Tuesday, June 12, 2007

Stage Fright

My last few posts have dealt with my wonderful new book that I am soooo excited about. I've done research, worldbuilding, created backstories for my characters, tried to find the perfect names for my hero and heroine, and tossed it around in my head until we're both dizzy. I've even come up with an actual plot that consists of more than just boy meets girl, boy likes girl, they talk and fall in love and stuff (Don't laugh...I have half written books pretty much like this. Don't make me show them to you). And I still haven't written a damn word. I haven't even written Chapter 1 across the page yet cause if I do then I really have to start writing. Why mess up a perfectly pretty pristine page? (Say that three times fast....go ahead, I'll wait). So what do I do? Okay, that was a rhetorical question. I know what I have to do. Write. Even if I thinks it's bad. Even if I know it's bad. It will get better. I know this. You know this. So why am still still sitting here staring at this post instead of writing? Oh right, cause I'm a big scaredy cat. Shut up and pass the milk.

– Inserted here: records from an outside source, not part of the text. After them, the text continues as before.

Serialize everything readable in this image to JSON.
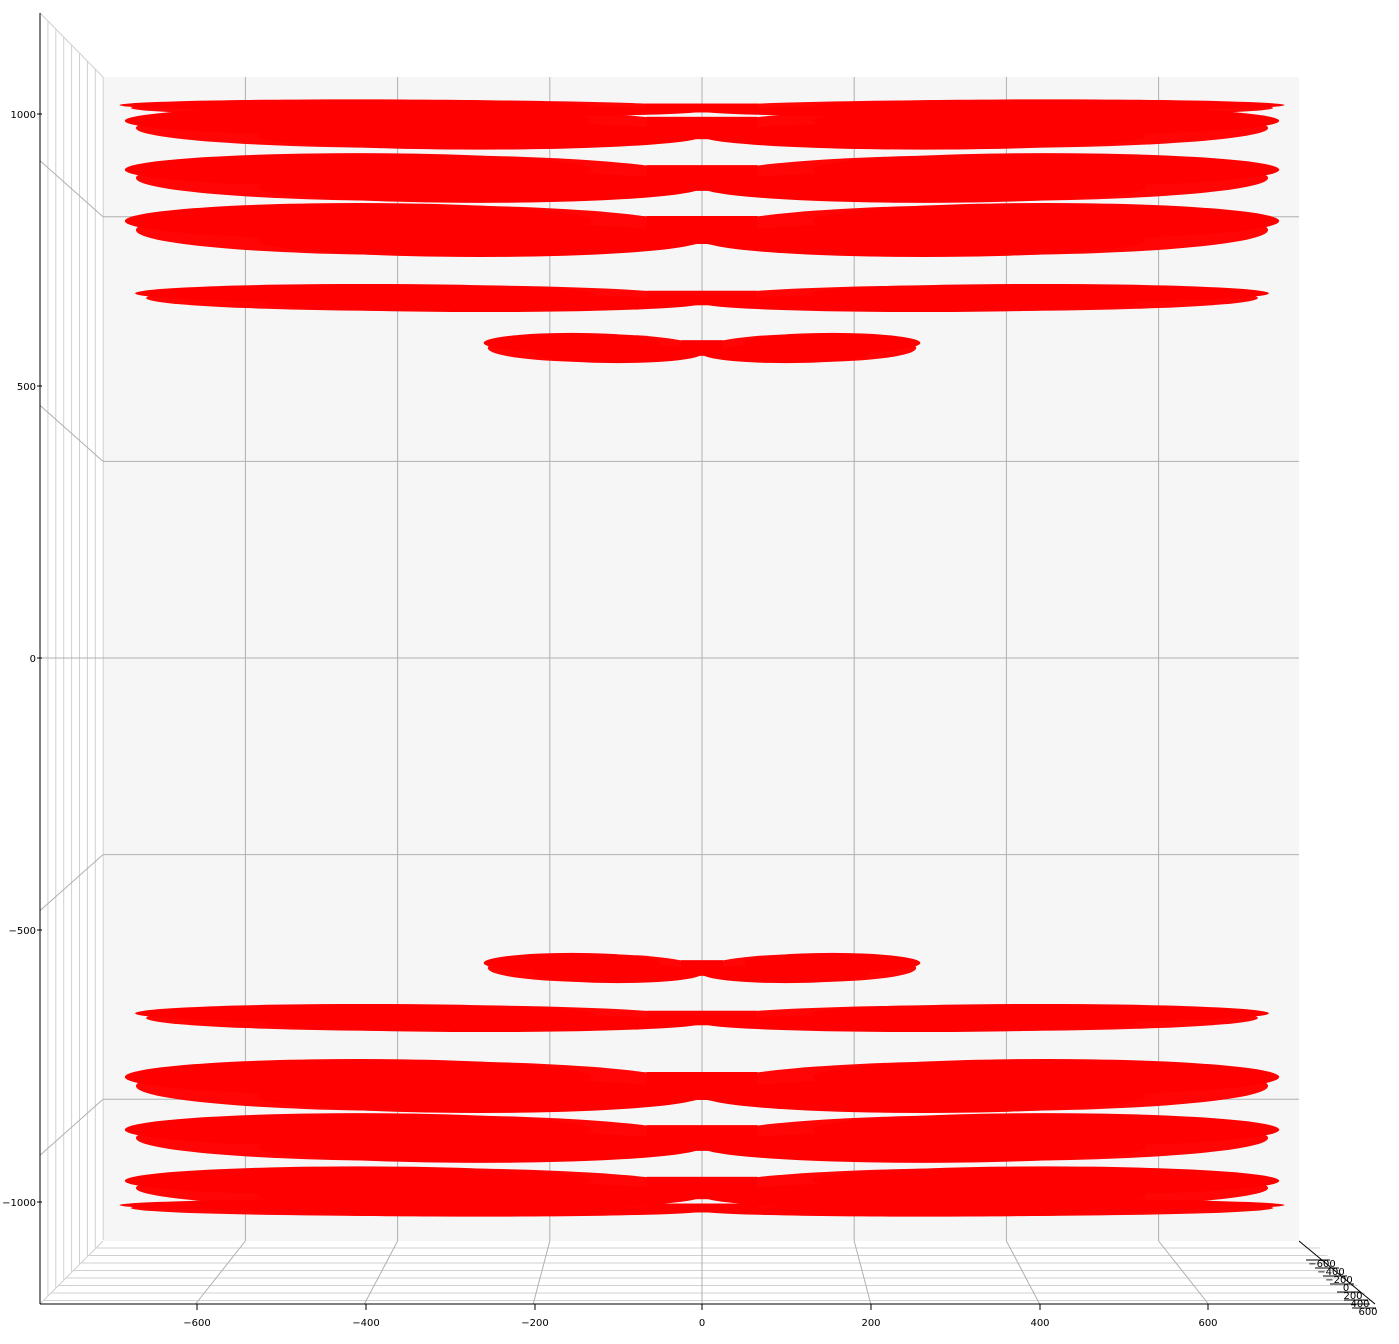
{
  "chart_data": {
    "type": "scatter",
    "projection": "3d",
    "title": "",
    "xlabel": "",
    "ylabel": "",
    "zlabel": "",
    "grid": true,
    "marker_color": "#ff0000",
    "pane_color": "#f6f6f6",
    "x_ticks": [
      "−600",
      "−400",
      "−200",
      "0",
      "200",
      "400",
      "600"
    ],
    "y_ticks": [
      "−600",
      "−400",
      "−200",
      "0",
      "200",
      "400",
      "600"
    ],
    "z_ticks": [
      "1000",
      "500",
      "0",
      "−500",
      "−1000"
    ],
    "xlim": [
      -790,
      790
    ],
    "ylim": [
      -700,
      700
    ],
    "zlim": [
      -1200,
      1200
    ],
    "symmetry": "mirror about z = 0 and x = 0",
    "bands_upper": [
      {
        "z": 1015,
        "x_half_width": 560,
        "thickness": 28
      },
      {
        "z": 990,
        "x_half_width": 650,
        "thickness": 45
      },
      {
        "z": 895,
        "x_half_width": 650,
        "thickness": 60
      },
      {
        "z": 790,
        "x_half_width": 650,
        "thickness": 65
      },
      {
        "z": 680,
        "x_half_width": 640,
        "thickness": 35
      },
      {
        "z": 575,
        "x_half_width": 250,
        "thickness": 40
      }
    ]
  }
}
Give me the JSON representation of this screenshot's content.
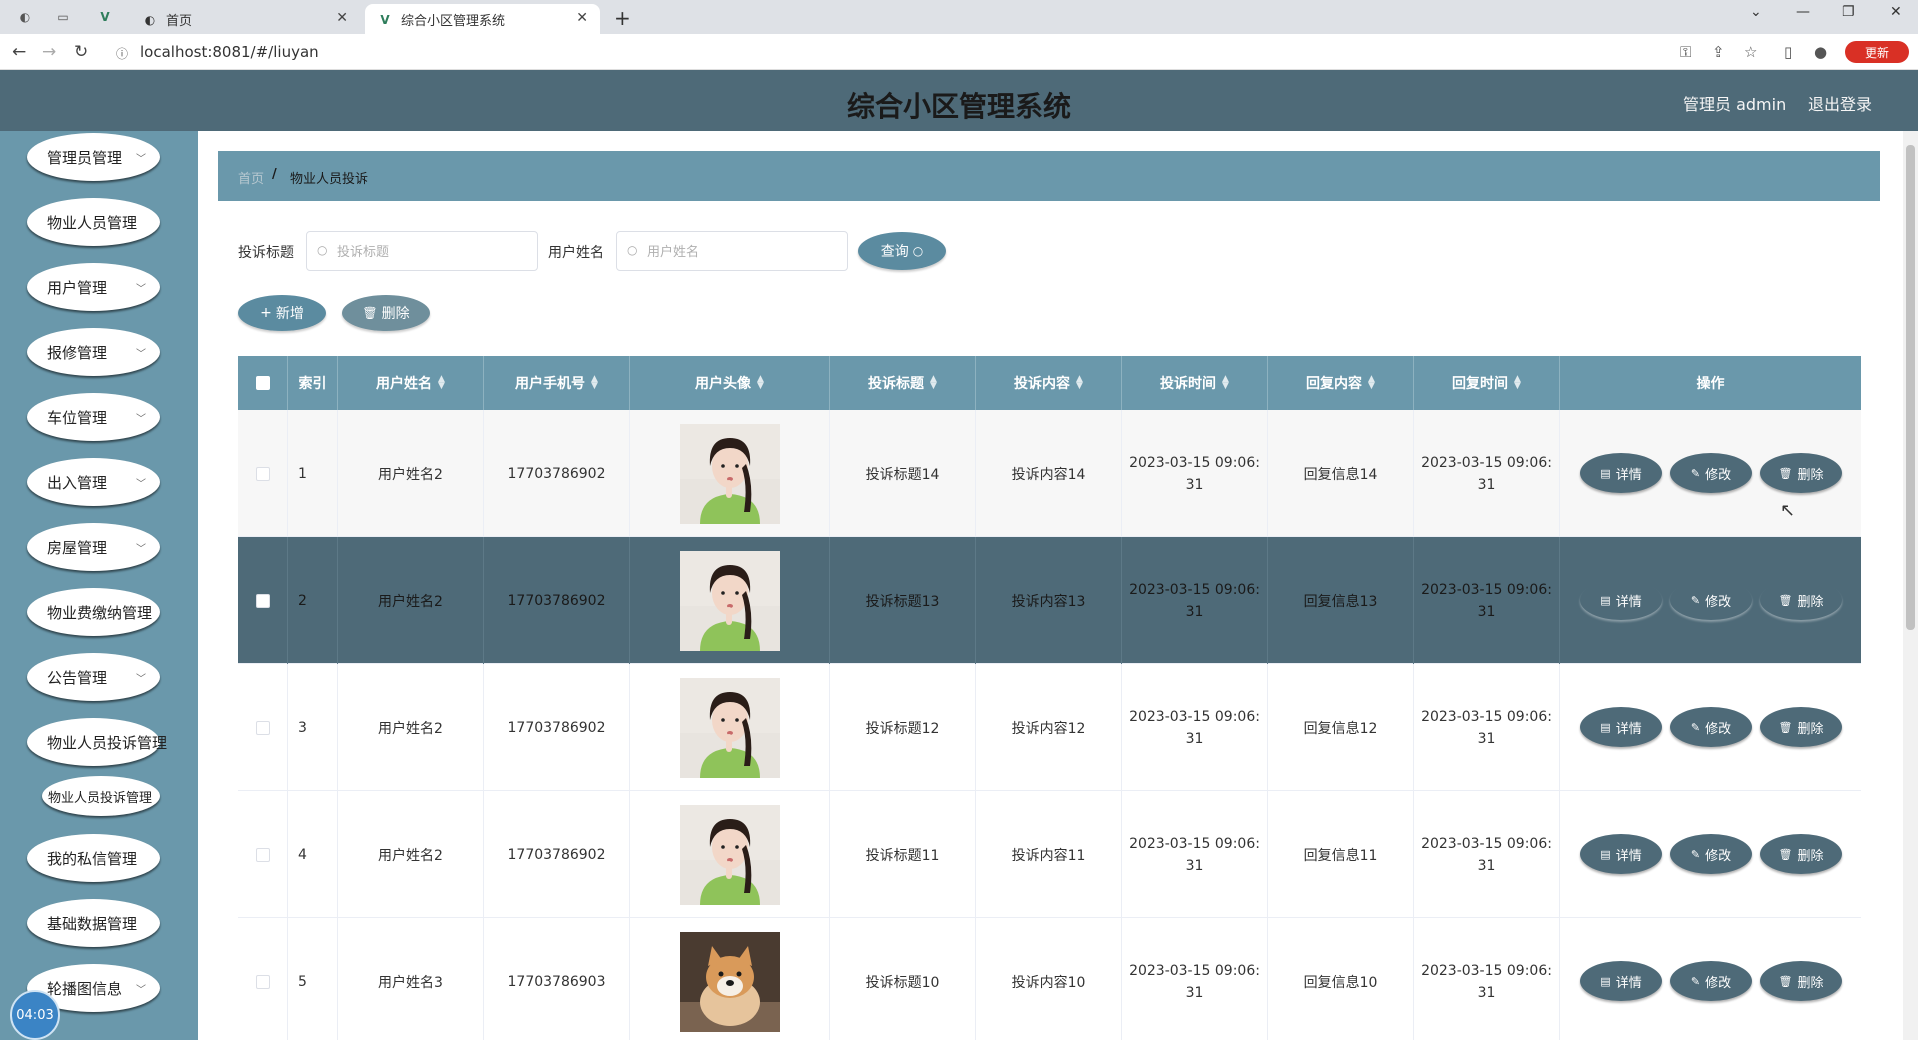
{
  "browser": {
    "tabs": [
      {
        "title": "首页",
        "active": false
      },
      {
        "title": "综合小区管理系统",
        "active": true
      }
    ],
    "url": "localhost:8081/#/liuyan",
    "update_label": "更新"
  },
  "header": {
    "title": "综合小区管理系统",
    "user": "管理员 admin",
    "logout": "退出登录"
  },
  "sidebar": {
    "items": [
      {
        "label": "管理员管理",
        "chevron": true
      },
      {
        "label": "物业人员管理",
        "chevron": false
      },
      {
        "label": "用户管理",
        "chevron": true
      },
      {
        "label": "报修管理",
        "chevron": true
      },
      {
        "label": "车位管理",
        "chevron": true
      },
      {
        "label": "出入管理",
        "chevron": true
      },
      {
        "label": "房屋管理",
        "chevron": true
      },
      {
        "label": "物业费缴纳管理",
        "chevron": false
      },
      {
        "label": "公告管理",
        "chevron": true
      },
      {
        "label": "物业人员投诉管理",
        "chevron": false
      },
      {
        "label": "物业人员投诉管理",
        "chevron": false,
        "sub": true
      },
      {
        "label": "我的私信管理",
        "chevron": false
      },
      {
        "label": "基础数据管理",
        "chevron": false
      },
      {
        "label": "轮播图信息",
        "chevron": true
      }
    ],
    "clock": "04:03"
  },
  "breadcrumb": {
    "home": "首页",
    "separator": "/",
    "current": "物业人员投诉"
  },
  "search": {
    "title_label": "投诉标题",
    "title_placeholder": "投诉标题",
    "name_label": "用户姓名",
    "name_placeholder": "用户姓名",
    "query_button": "查询"
  },
  "actions": {
    "add": "新增",
    "delete": "删除"
  },
  "table": {
    "columns": [
      "索引",
      "用户姓名",
      "用户手机号",
      "用户头像",
      "投诉标题",
      "投诉内容",
      "投诉时间",
      "回复内容",
      "回复时间",
      "操作"
    ],
    "ops": {
      "detail": "详情",
      "edit": "修改",
      "delete": "删除"
    },
    "rows": [
      {
        "index": "1",
        "name": "用户姓名2",
        "phone": "17703786902",
        "avatar": "girl",
        "title": "投诉标题14",
        "content": "投诉内容14",
        "time1": "2023-03-15 09:06:",
        "time2": "31",
        "reply": "回复信息14",
        "rtime1": "2023-03-15 09:06:",
        "rtime2": "31"
      },
      {
        "index": "2",
        "name": "用户姓名2",
        "phone": "17703786902",
        "avatar": "girl",
        "title": "投诉标题13",
        "content": "投诉内容13",
        "time1": "2023-03-15 09:06:",
        "time2": "31",
        "reply": "回复信息13",
        "rtime1": "2023-03-15 09:06:",
        "rtime2": "31"
      },
      {
        "index": "3",
        "name": "用户姓名2",
        "phone": "17703786902",
        "avatar": "girl",
        "title": "投诉标题12",
        "content": "投诉内容12",
        "time1": "2023-03-15 09:06:",
        "time2": "31",
        "reply": "回复信息12",
        "rtime1": "2023-03-15 09:06:",
        "rtime2": "31"
      },
      {
        "index": "4",
        "name": "用户姓名2",
        "phone": "17703786902",
        "avatar": "girl",
        "title": "投诉标题11",
        "content": "投诉内容11",
        "time1": "2023-03-15 09:06:",
        "time2": "31",
        "reply": "回复信息11",
        "rtime1": "2023-03-15 09:06:",
        "rtime2": "31"
      },
      {
        "index": "5",
        "name": "用户姓名3",
        "phone": "17703786903",
        "avatar": "dog",
        "title": "投诉标题10",
        "content": "投诉内容10",
        "time1": "2023-03-15 09:06:",
        "time2": "31",
        "reply": "回复信息10",
        "rtime1": "2023-03-15 09:06:",
        "rtime2": "31"
      }
    ]
  },
  "colors": {
    "header": "#4e6a78",
    "sidebar": "#6a98ab",
    "button": "#4e6a78"
  }
}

Friday, June 8, 2007

Which Came First, The Idea or the Egg?

I've always been interested in other writers' processes and the journey by which they go from idea to finished manuscript. Of course, I realize what works for them won't necessarily work for me, but a little experimentation could be an excellent book starter, especially if you're of the procrastinatory (is that a word?) persuasion. Typically, I start with a scene that's popped into my head for no apparent reason, possibly the result of a chance phrase I've heard or a clip from a movie or maybe even dementia....whatever. I then build around this paragraph or so I've scribbled down, gradually getting to know my characters and where the story is going pretty much as I go. And what, you might inquire, has this process netted me thus far? I'm so glad you asked. I have three partially finished books cowering beneath my bed and one finished, though highly unpolished, manuscript locked in a closet refusing to come out until I give it something pretty to wear. Drama Queen. Obviously, this isn't working for me at all. I firmly believe there is no set in stone "right way" to write a novel. However, there are many "wrong ways" to do so, or at least wrong way for me. The above scenario is a perfect example. In someone else's hands this could work perfectly. Alas, I'm not someone else. I'm just little 'ole me and I need to figure out a way to work with that. Presently, I'm involved in some serious prewriting for my new book. Usually, this merely involves a list of each character's physical description, their families, a half-hearted stab at their past histories, etc. I know, I know. Lazy writing won't get you anywhere. As I mentioned in my last post, I've started with the worldbuilding before even trying to flesh out my characters and what makes them tick. To my surprise, the worldbuilding has actually helped my characters to start taking a more defined shape. Motivations and conflicts are springing up almost on their own from this world I'm creating. ::slight pause while a loud round of "Doh!"s are heard round the blogosphere:: Okay, okay. I deserved that. Better later than never, right?